PROBLEM DETAILS ▸ Go line by line through the records below. Copy whichever lines contain the string "many".

(Beginning of THE DATA)

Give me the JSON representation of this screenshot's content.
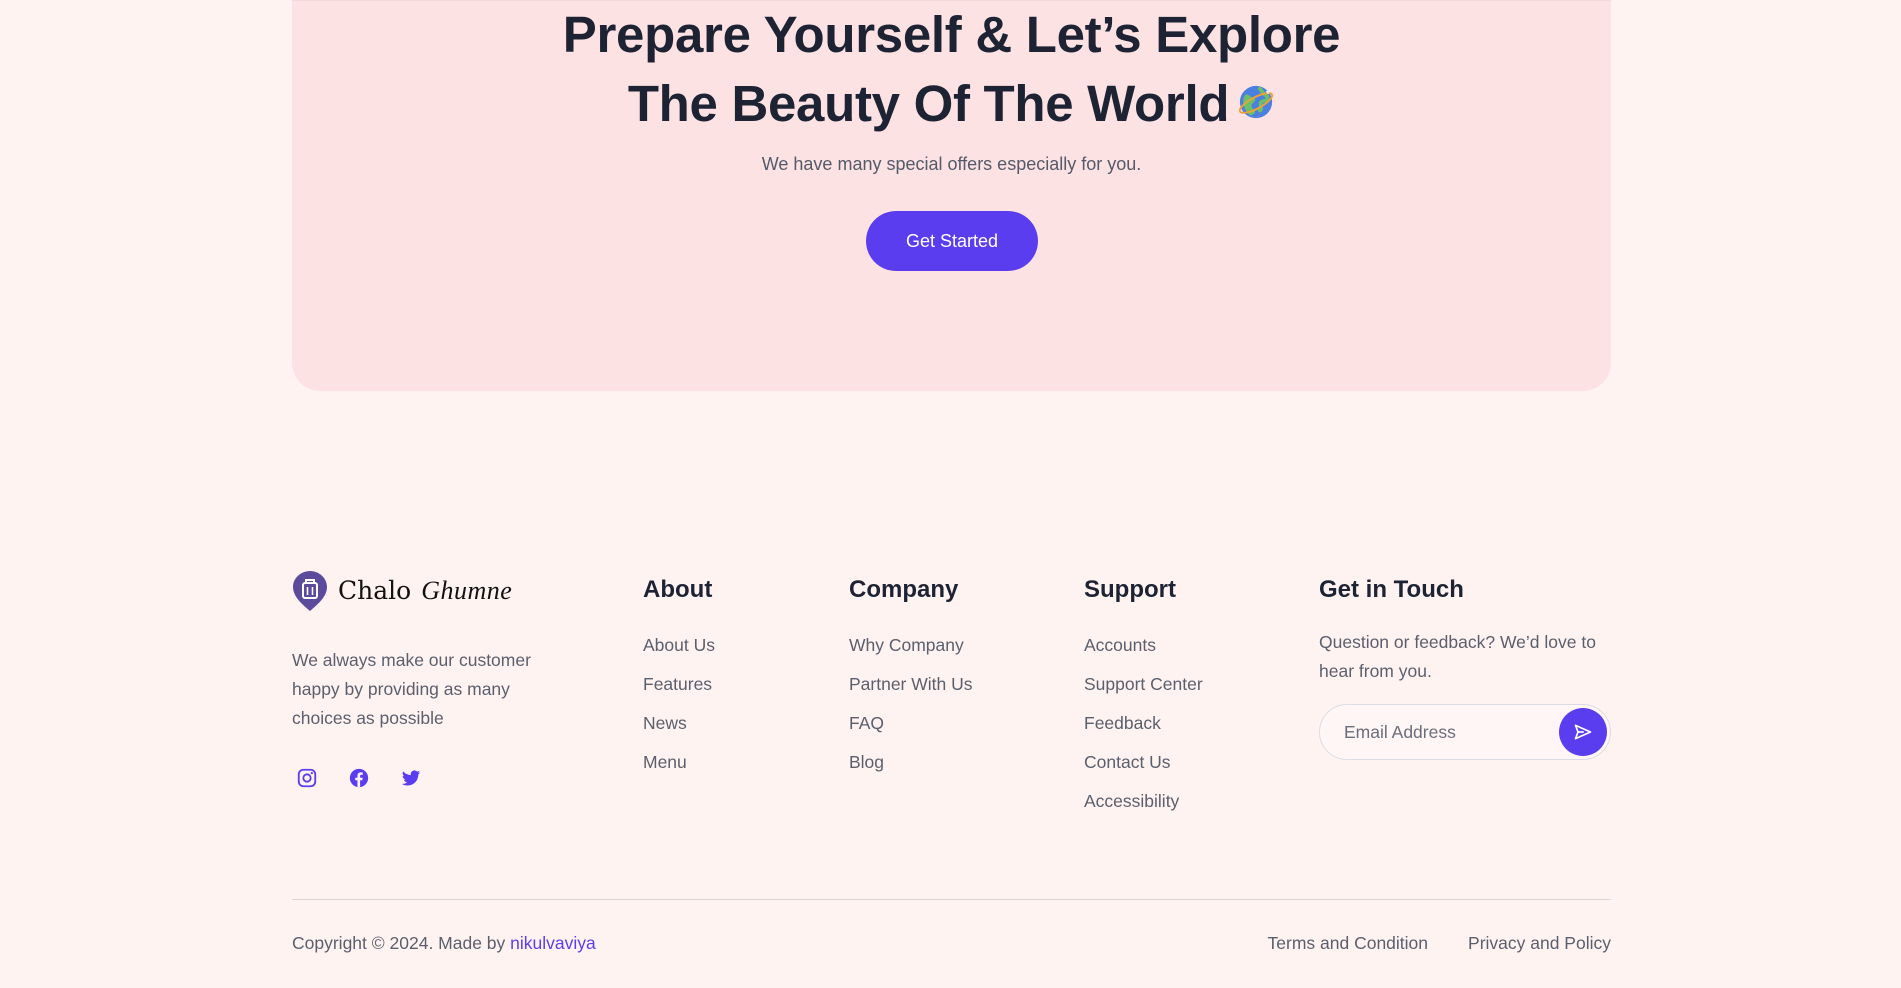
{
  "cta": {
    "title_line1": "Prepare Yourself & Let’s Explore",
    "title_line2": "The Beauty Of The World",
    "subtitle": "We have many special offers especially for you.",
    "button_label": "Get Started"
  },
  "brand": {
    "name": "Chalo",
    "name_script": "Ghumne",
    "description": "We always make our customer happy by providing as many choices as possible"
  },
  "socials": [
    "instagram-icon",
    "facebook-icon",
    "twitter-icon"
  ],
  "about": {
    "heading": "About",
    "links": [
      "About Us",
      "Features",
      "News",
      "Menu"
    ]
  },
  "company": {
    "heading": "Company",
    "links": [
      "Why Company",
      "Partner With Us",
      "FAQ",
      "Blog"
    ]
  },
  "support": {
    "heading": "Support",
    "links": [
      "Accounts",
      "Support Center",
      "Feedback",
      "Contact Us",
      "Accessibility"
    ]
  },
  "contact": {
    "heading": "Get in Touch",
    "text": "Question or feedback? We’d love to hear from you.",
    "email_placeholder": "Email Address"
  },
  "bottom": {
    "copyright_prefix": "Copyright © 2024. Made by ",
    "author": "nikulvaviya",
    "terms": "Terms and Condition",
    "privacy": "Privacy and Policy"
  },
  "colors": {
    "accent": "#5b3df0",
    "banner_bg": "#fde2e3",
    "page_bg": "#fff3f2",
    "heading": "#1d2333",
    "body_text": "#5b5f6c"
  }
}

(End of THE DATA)

YOUR RESPONSE ▸
    "subtitle": "We have many special offers especially for you.",
    "description": "We always make our customer happy by providing as many choices as possible"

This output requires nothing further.